- WORK TASK: Go through each line of the records below and count those with the word "background". Give only the count.

- DATA:

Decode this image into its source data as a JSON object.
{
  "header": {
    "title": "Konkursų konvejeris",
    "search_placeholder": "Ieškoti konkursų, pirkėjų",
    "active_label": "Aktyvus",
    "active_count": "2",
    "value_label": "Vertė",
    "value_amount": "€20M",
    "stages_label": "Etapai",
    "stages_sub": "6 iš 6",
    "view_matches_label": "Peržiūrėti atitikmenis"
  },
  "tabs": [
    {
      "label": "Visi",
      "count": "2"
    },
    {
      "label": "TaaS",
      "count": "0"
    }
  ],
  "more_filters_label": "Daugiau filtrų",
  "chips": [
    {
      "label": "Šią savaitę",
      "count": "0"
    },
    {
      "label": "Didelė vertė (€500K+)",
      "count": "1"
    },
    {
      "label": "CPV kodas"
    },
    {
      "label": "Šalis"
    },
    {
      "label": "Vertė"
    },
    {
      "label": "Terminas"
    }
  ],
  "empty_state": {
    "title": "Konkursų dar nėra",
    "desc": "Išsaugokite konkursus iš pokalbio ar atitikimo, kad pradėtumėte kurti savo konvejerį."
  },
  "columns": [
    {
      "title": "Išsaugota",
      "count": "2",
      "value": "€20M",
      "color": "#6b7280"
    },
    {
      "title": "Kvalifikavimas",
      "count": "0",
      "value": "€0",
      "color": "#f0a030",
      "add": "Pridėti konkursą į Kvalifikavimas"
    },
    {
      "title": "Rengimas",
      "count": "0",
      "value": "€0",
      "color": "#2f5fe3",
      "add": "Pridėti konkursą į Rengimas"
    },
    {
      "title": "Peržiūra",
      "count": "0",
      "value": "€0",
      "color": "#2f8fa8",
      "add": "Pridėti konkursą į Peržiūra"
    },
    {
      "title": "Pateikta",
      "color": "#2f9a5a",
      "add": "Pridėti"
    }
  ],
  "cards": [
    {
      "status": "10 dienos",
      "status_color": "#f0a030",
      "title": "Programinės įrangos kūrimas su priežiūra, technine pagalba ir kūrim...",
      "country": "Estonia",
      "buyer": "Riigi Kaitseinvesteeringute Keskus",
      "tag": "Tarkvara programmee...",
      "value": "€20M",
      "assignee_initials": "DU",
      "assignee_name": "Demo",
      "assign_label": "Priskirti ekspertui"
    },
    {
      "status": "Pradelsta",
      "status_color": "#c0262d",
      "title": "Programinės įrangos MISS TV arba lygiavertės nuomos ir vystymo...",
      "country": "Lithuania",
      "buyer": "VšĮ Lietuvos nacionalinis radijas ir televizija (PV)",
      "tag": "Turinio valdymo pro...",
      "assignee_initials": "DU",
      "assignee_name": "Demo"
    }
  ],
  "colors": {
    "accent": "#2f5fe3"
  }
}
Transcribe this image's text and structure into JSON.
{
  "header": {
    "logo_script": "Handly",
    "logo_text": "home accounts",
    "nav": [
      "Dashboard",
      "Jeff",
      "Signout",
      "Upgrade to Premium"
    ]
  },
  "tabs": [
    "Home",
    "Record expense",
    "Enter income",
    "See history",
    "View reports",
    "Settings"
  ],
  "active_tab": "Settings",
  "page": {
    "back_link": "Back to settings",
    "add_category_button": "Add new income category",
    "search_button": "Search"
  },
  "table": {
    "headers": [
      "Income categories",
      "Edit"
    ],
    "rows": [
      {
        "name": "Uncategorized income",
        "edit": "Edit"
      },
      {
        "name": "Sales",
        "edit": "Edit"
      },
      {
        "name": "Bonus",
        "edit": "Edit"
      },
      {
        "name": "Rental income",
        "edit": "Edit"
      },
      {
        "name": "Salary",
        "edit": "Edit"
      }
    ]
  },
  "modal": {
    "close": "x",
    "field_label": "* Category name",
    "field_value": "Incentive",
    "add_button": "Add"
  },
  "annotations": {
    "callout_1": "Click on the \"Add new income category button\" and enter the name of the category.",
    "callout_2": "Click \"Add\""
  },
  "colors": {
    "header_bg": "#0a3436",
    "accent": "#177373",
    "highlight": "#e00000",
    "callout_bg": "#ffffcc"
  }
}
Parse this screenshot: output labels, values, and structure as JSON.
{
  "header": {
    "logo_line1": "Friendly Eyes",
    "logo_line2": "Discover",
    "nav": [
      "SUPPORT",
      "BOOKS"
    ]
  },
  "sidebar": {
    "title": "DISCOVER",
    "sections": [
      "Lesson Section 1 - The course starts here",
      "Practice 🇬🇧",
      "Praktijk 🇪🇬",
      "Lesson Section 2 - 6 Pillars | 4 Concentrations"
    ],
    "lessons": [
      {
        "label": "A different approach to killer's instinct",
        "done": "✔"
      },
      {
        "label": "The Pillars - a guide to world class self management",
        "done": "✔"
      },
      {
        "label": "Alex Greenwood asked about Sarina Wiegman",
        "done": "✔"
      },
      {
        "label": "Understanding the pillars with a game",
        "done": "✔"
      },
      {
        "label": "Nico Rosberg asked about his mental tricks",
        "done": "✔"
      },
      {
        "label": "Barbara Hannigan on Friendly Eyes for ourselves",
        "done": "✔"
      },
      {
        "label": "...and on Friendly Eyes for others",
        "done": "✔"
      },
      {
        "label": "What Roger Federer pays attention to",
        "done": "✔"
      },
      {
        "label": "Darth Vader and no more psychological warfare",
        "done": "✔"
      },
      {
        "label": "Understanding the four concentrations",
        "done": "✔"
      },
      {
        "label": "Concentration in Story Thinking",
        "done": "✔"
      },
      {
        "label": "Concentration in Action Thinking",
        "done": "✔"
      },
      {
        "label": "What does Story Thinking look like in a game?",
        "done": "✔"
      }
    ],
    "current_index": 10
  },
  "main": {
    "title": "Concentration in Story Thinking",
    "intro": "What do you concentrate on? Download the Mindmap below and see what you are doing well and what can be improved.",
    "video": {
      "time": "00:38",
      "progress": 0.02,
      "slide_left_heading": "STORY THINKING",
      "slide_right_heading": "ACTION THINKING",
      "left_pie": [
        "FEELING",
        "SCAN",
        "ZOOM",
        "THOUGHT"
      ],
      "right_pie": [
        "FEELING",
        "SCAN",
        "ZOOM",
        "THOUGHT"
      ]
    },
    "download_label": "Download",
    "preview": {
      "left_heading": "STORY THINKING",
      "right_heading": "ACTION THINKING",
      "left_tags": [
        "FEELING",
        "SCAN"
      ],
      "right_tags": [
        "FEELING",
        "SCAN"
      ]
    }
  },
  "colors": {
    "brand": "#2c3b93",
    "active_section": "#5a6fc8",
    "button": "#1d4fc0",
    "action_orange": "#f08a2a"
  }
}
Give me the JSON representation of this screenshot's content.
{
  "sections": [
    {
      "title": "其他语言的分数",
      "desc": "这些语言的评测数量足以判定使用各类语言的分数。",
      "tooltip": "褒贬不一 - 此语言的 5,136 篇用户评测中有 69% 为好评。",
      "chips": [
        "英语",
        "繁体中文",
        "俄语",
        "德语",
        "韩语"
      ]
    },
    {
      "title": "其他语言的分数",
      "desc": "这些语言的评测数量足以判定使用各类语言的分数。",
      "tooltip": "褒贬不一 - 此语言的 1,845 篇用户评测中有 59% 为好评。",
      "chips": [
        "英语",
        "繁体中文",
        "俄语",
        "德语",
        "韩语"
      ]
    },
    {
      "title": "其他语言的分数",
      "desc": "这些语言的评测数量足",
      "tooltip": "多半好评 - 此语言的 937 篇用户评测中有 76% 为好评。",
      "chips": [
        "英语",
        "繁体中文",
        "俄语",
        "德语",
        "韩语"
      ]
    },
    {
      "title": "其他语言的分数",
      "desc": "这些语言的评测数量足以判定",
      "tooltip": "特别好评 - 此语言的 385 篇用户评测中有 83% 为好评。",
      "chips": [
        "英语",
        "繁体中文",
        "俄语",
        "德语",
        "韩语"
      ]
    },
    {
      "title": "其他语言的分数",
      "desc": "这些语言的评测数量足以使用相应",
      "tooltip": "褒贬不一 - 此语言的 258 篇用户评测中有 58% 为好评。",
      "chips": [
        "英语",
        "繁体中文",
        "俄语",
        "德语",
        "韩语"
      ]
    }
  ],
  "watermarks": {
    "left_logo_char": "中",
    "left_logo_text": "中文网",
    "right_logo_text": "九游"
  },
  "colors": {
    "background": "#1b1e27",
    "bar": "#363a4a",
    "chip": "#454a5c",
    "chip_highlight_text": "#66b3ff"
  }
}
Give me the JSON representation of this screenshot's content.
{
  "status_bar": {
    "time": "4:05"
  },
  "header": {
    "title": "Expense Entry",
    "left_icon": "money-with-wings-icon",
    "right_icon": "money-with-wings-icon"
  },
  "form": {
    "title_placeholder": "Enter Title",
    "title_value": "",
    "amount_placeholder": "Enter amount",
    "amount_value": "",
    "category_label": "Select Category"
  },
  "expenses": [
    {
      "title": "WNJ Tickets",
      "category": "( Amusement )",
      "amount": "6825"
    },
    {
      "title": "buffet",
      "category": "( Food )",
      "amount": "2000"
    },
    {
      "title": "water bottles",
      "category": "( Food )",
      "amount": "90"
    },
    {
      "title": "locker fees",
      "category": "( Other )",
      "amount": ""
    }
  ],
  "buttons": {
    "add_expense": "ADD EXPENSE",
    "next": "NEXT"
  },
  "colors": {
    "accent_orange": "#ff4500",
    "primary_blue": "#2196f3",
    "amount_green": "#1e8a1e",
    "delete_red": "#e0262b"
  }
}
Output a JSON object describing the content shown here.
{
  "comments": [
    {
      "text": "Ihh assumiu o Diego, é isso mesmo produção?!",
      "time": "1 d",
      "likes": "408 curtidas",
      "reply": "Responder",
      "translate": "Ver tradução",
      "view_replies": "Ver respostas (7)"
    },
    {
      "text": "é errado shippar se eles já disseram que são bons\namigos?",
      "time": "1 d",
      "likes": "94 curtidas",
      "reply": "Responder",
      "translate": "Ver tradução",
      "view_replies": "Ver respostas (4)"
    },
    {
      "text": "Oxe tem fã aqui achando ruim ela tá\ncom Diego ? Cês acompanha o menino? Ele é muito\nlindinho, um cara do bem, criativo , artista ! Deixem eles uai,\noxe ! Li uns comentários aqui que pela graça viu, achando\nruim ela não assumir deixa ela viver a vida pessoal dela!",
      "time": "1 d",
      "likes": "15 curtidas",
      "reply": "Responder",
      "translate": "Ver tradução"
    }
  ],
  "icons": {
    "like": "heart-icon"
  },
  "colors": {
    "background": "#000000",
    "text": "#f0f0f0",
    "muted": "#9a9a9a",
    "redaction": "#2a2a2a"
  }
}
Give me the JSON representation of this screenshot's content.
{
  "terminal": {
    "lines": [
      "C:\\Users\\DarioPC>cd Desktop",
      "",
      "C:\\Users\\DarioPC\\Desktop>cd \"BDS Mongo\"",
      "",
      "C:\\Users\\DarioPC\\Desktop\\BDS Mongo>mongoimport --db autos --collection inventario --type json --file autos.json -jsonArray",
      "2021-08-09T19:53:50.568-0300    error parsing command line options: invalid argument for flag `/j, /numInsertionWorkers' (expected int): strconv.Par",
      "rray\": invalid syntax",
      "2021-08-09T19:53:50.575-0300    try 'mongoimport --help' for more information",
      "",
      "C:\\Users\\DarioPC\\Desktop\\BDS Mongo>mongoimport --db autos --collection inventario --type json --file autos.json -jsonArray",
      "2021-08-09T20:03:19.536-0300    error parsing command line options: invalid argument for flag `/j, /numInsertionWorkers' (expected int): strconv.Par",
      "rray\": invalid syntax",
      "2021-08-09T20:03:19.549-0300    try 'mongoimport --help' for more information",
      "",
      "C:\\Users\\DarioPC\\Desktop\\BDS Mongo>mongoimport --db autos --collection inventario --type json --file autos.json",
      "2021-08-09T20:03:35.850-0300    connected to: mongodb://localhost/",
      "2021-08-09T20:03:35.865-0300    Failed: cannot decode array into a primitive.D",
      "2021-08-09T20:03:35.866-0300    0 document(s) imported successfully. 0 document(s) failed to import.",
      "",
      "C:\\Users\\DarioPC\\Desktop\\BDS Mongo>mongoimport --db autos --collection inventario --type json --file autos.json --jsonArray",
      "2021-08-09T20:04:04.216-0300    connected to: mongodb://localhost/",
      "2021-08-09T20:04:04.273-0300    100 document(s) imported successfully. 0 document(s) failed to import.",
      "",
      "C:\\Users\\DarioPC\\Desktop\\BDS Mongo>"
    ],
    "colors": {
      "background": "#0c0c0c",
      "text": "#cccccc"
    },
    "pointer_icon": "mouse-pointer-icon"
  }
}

- WRITTEN RESPONSE: 3